▶ _REQUIREMENT_: Copy all of the data below exactly as it is given.

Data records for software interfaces
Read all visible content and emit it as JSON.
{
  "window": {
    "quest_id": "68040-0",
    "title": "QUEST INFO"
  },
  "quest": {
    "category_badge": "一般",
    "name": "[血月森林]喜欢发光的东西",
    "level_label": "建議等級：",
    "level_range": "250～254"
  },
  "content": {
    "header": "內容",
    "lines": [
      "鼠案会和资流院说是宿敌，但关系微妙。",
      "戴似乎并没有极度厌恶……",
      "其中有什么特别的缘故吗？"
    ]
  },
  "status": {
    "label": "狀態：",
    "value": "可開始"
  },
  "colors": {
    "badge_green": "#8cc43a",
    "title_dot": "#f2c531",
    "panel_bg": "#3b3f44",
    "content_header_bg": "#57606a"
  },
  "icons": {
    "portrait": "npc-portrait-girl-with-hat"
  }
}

▶ _WRITTEN REPLY_:
Read all visible content and emit it as JSON.
{
  "window": {
    "quest_id": "68040-0",
    "title": "QUEST INFO"
  },
  "quest": {
    "category_badge": "一般",
    "name": "[血月森林]喜欢发光的东西",
    "level_label": "建議等級：",
    "level_range": "250～254"
  },
  "content": {
    "header": "內容",
    "lines": [
      "鼠案会和资流院说是宿敌，但关系微妙。",
      "戴似乎并没有极度厌恶……",
      "其中有什么特别的缘故吗？"
    ]
  },
  "status": {
    "label": "狀態：",
    "value": "可開始"
  },
  "colors": {
    "badge_green": "#8cc43a",
    "title_dot": "#f2c531",
    "panel_bg": "#3b3f44",
    "content_header_bg": "#57606a"
  },
  "icons": {
    "portrait": "npc-portrait-girl-with-hat"
  }
}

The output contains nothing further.